Quark was a sorely underused Ferengi, and the darker he was, the more I loved him. It’s true though that they tried to lighten him up far too much, and his ‘criminal’ tendencies eventually became nothing more slapstick :-(
Rom’s relationship with Quark could’ve been more rounded but generally he grew as a character. The early Nog episodes I found dull, but his character evolution by season 7 was fantastic.
It’s difficult to pin down any ‘token’ characters in DS9, cos while some may have seen so early on, they all grew somehow. Plus, you can’t seriously call Morn a token character :-)

One character I didn’t ever take to was Kira Nerys, and if I’m honest, the whole Bajoran spirituality theme. Tome it never seemed to be one thing or another, as if it were an arc that was a good idea when concieved but ran dry very soon.

And hey, any series that has Iggy Pop as a guest appearance, can’t be all that bad :-)

p.s. I’ve never liked any Mirror Universe episodes across all the series.

Deep Space Nine was a great show because it was different. I disagree with Behr about The Next Generation though. I loved TNG. It was a sort of continuation of the original series themes, but as a huge fan of Star Trek, I was ok with that. I also did not have a problem with the positive view of humanity TNG portrayed. Gene Roddenberry wanted to show a future where we had actually become the best we could be (as opposed to most futuristic sci-fi shows and movies where we either destroyed ourselves with war, greed or corporate take overs). That is what attracted me to Star Trek in the first place.

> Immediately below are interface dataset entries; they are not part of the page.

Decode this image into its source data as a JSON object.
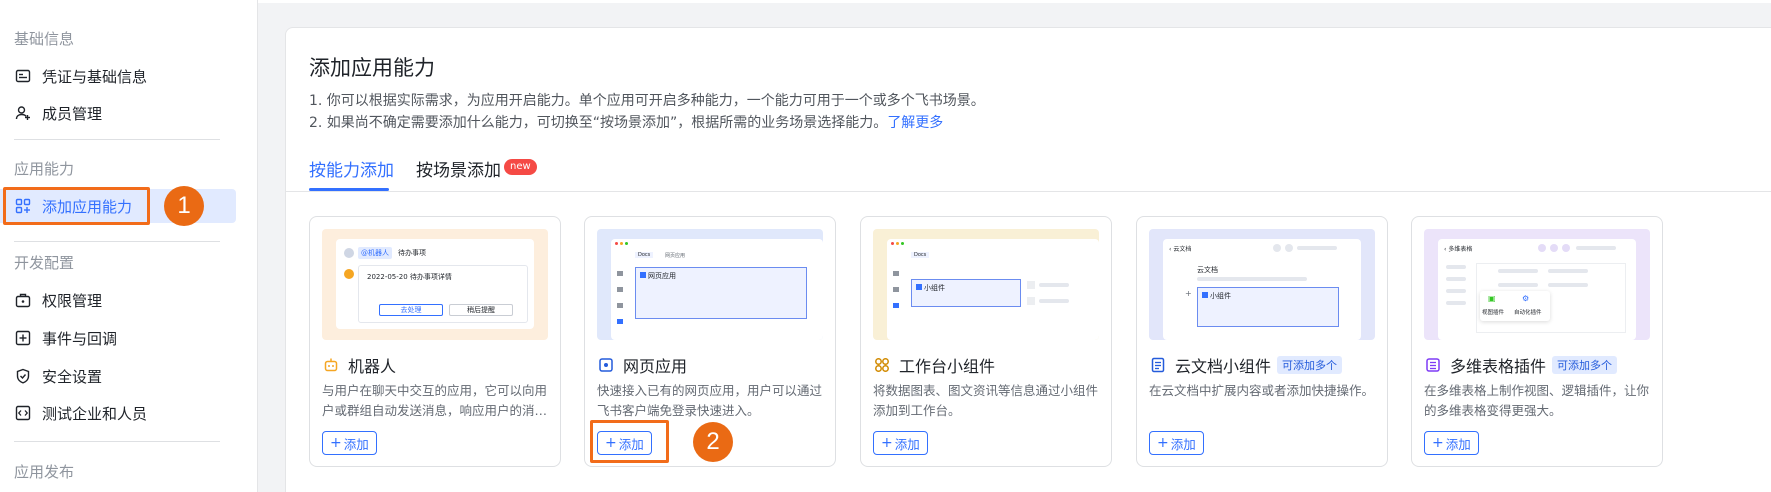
{
  "sidebar": {
    "sections": [
      {
        "label": "基础信息"
      },
      {
        "label": "应用能力"
      },
      {
        "label": "开发配置"
      },
      {
        "label": "应用发布"
      }
    ],
    "items": [
      {
        "label": "凭证与基础信息",
        "icon": "id-card-icon"
      },
      {
        "label": "成员管理",
        "icon": "add-member-icon"
      },
      {
        "label": "添加应用能力",
        "icon": "add-grid-icon",
        "active": true
      },
      {
        "label": "权限管理",
        "icon": "briefcase-icon"
      },
      {
        "label": "事件与回调",
        "icon": "event-icon"
      },
      {
        "label": "安全设置",
        "icon": "shield-icon"
      },
      {
        "label": "测试企业和人员",
        "icon": "code-icon"
      }
    ]
  },
  "annotations": {
    "step1": "1",
    "step2": "2"
  },
  "main": {
    "title": "添加应用能力",
    "desc1": "1. 你可以根据实际需求，为应用开启能力。单个应用可开启多种能力，一个能力可用于一个或多个飞书场景。",
    "desc2": "2. 如果尚不确定需要添加什么能力，可切换至“按场景添加”，根据所需的业务场景选择能力。",
    "learn_more": "了解更多",
    "tabs": [
      {
        "label": "按能力添加",
        "active": true
      },
      {
        "label": "按场景添加",
        "badge": "new"
      }
    ],
    "add_label": "添加",
    "cards": [
      {
        "title": "机器人",
        "icon": "robot-icon",
        "desc": "与用户在聊天中交互的应用，它可以向用户或群组自动发送消息，响应用户的消…",
        "mock": {
          "mention": "@机器人",
          "todo": "待办事项",
          "date": "2022-05-20 待办事项详情",
          "btn1": "去处理",
          "btn2": "稍后提醒"
        }
      },
      {
        "title": "网页应用",
        "icon": "web-app-icon",
        "desc": "快速接入已有的网页应用，用户可以通过飞书客户端免登录快速进入。",
        "mock": {
          "tab1": "Docs",
          "tab2": "网页应用",
          "box": "网页应用"
        }
      },
      {
        "title": "工作台小组件",
        "icon": "widget-icon",
        "desc": "将数据图表、图文资讯等信息通过小组件添加到工作台。",
        "mock": {
          "tab1": "Docs",
          "box": "小组件"
        }
      },
      {
        "title": "云文档小组件",
        "icon": "doc-icon",
        "tag": "可添加多个",
        "desc": "在云文档中扩展内容或者添加快捷操作。",
        "mock": {
          "header": "云文档",
          "doc": "云文档",
          "box": "小组件"
        }
      },
      {
        "title": "多维表格插件",
        "icon": "bitable-icon",
        "tag": "可添加多个",
        "desc": "在多维表格上制作视图、逻辑插件，让你的多维表格变得更强大。",
        "mock": {
          "header": "多维表格",
          "p1": "视图插件",
          "p2": "自动化插件"
        }
      }
    ]
  },
  "colors": {
    "accent": "#3370ff",
    "highlight": "#f26c1a",
    "active_bg": "#e1eaff"
  }
}
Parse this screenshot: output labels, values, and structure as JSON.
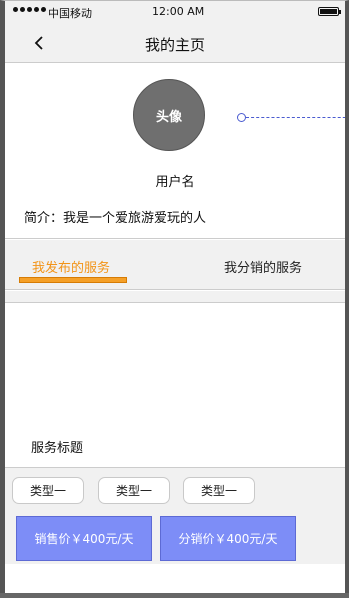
{
  "status_bar": {
    "carrier": "中国移动",
    "time": "12:00 AM",
    "signal_icon": "signal-dots-icon",
    "battery_icon": "battery-icon"
  },
  "nav": {
    "back_icon": "chevron-left-icon",
    "title": "我的主页"
  },
  "profile": {
    "avatar_label": "头像",
    "username": "用户名",
    "bio": "简介：我是一个爱旅游爱玩的人"
  },
  "tabs": [
    {
      "label": "我发布的服务",
      "active": true
    },
    {
      "label": "我分销的服务",
      "active": false
    }
  ],
  "service": {
    "title": "服务标题",
    "types": [
      "类型一",
      "类型一",
      "类型一"
    ],
    "sale_price": "销售价￥400元/天",
    "distribution_price": "分销价￥400元/天"
  },
  "colors": {
    "accent_orange": "#f29418",
    "button_blue": "#7d8df7",
    "avatar_gray": "#6f6f6f",
    "bar_background": "#f1f1f1",
    "annotation_blue": "#4a5bd0"
  }
}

That being said, Deep Space Nine being different was essential. There was no point in doing it if it was just going to continue from TNG. It was grittier and riskier. It showed that human beings (and the Federation), while trying to do what’s right, still was not perfect. The Dominion War was a great story overall. It gave us an opportunity to see how the Federation deals with war, as opposed to just hearing about it after the fact. I also think Deep Space Nine worked much better because there seemed to me more people with varying ideas involved. You had Rick Berman and Michael Piller who tried to keep Roddenberry’s vision intact. And you had Ronald Moore and Ira Steven Behr who brought in a fresh, new approach. The result was a great show that had new themes and stories we haven’t seen before within the Star Trek universe we enjoyed up to that point. It proved to be a good combination. You also had a much larger crop of writers which added variety.

I do agree with some posters that the Ferengi episodes in general were not my favorite. But I tend to look at those as no one is perfect. No matter how good the show, there are going to be some clunkers.

46. Jai:

loved those dialogues too. Well, you can replace the word “Federation” for “Star Trek” in the entire episode and see what they mean.

“Way of the Warrior” was meant to revamp the series, inviting new viewers several times, in short, it was saying “Star Trek bubbly and cloying and happy, but you watch it too much, you´ll begin to like it”.

Earlier in the same episode, Dax was celebrating the joys of “imagination” and “make believe”.

It was a big recruitment episode, and it worked.

To me what they tried to do with DS9 was what was done with Babylon 5. B5 was a 5 year serial and they tried to make DS9 a bit like that. It did work to a point and DS9 was a great series.